Netflix has a new series called “Diagnosis.” The star is Lisa Sanders, MD, a columnist for The New York Times Magazine which publishes her column, also called “Diagnosis,” in which she presents a puzzling medical case and people from around the world help her figure out what it is. In other words, she is crowdsourcing the diagnostic process.
I never cease to be amazed by the frequency with which a so-called rare condition is the underlying reason for the SYMPTOM of a chronic wound. After January 1, an advanced practitioner does not have to physically BE in the wound center. I wonder what will happen to these patients? They don’t need a dressing change clinic, they need a place they can go to get the underlying disease diagnosed that is causing the SYMPTOM of a chronic wound. Maybe telemedicine will be the answer, but I am not so sure.

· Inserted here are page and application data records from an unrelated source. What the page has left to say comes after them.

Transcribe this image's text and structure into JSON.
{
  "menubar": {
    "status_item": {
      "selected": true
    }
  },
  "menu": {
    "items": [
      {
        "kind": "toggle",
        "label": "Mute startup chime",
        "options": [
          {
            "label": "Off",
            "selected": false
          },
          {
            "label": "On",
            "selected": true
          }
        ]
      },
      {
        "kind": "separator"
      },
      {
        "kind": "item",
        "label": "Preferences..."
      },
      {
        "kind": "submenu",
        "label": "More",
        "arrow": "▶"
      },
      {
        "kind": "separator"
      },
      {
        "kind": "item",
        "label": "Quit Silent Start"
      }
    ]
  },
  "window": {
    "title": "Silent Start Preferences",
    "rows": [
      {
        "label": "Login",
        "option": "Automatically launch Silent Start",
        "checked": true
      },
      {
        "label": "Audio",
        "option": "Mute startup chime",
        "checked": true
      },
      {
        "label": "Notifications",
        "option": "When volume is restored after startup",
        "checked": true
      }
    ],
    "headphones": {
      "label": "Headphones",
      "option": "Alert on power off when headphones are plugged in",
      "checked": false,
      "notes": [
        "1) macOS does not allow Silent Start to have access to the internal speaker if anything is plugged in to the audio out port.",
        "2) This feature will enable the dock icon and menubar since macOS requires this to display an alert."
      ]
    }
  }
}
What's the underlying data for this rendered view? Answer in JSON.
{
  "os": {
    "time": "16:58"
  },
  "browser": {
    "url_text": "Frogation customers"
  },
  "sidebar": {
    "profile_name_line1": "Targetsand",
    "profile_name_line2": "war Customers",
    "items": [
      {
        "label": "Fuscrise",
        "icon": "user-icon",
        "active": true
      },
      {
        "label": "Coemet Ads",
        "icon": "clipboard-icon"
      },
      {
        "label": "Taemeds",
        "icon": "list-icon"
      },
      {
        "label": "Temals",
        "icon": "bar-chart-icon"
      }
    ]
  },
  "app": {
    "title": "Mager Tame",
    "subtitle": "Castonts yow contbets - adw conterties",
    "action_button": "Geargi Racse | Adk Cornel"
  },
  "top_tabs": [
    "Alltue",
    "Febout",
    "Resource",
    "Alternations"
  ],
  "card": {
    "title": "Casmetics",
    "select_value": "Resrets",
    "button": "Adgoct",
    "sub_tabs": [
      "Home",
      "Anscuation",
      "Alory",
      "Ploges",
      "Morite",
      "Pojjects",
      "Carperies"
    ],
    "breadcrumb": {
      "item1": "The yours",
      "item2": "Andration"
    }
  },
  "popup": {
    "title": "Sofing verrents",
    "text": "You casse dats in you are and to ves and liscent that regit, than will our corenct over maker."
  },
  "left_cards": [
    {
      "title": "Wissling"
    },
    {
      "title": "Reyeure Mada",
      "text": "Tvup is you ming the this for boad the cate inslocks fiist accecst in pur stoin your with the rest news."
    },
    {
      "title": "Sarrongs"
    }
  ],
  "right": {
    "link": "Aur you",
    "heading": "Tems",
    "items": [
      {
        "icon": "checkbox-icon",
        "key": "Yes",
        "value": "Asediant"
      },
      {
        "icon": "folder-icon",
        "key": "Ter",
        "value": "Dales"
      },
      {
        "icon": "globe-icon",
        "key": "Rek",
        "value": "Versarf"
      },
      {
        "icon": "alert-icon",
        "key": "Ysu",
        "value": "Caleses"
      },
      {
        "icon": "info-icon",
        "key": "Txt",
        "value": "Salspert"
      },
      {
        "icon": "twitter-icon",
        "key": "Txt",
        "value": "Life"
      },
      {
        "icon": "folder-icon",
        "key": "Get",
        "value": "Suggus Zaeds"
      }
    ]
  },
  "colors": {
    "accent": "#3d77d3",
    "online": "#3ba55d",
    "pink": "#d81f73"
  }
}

Every wound management doctor has a short list of brilliant colleagues who are willing to read text messages at all hours, usually with an appended photo and the caption, “What the heck is this?” Ironically, within minutes of my reading the AMA story about Dr. Sanders, a colleague texted me photos of a patient and said, “Have you ever seen THIS?” I said, “Let’s crowdsource it.” So I am. We need a diagnosis for this patient.

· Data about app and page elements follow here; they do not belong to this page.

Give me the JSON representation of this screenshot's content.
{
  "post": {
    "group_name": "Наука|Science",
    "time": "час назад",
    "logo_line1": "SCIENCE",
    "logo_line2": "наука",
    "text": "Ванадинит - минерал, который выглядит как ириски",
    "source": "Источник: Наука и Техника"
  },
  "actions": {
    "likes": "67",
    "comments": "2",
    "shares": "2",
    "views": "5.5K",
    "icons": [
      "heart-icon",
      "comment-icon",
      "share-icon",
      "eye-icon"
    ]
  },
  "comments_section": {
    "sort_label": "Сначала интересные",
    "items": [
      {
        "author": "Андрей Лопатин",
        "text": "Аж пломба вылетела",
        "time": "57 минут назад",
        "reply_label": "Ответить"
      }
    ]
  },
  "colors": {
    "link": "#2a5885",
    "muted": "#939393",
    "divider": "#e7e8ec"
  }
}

I know these details are sketchy – this is from a midnight text message – but here it goes:
There are 3 patients status – post organ transplant with the same cutaneous lesions. One patient had a lung transplant due to idiopathic pulmonary fibrosis, and the two liver transplants were due to NASH (Nonalcoholic steatohepatitis- “fatty liver”). They do not have mucosal lesions- only cutaneous skin lesions. The patients are not HIV positive. All are on Tacrolimus. In two patients the lesions are on the legs and in one patient they are on the forearm. They have all been biopsied, sometimes more than once and the findings (read by dermatopathology) were non-specific (no neutrophilic infiltrate although of course all 3 are on immunosupressives). Viral, acid-fast and fungal studies are negative. They appeared spontaneously and were not triggered by trauma. They don’t hurt unless you manipulate them. Topical steroids didn’t help, intralesional steroids did not help, nor did taking 40 mg of prednisone a day orally.
What’s the diagnosis?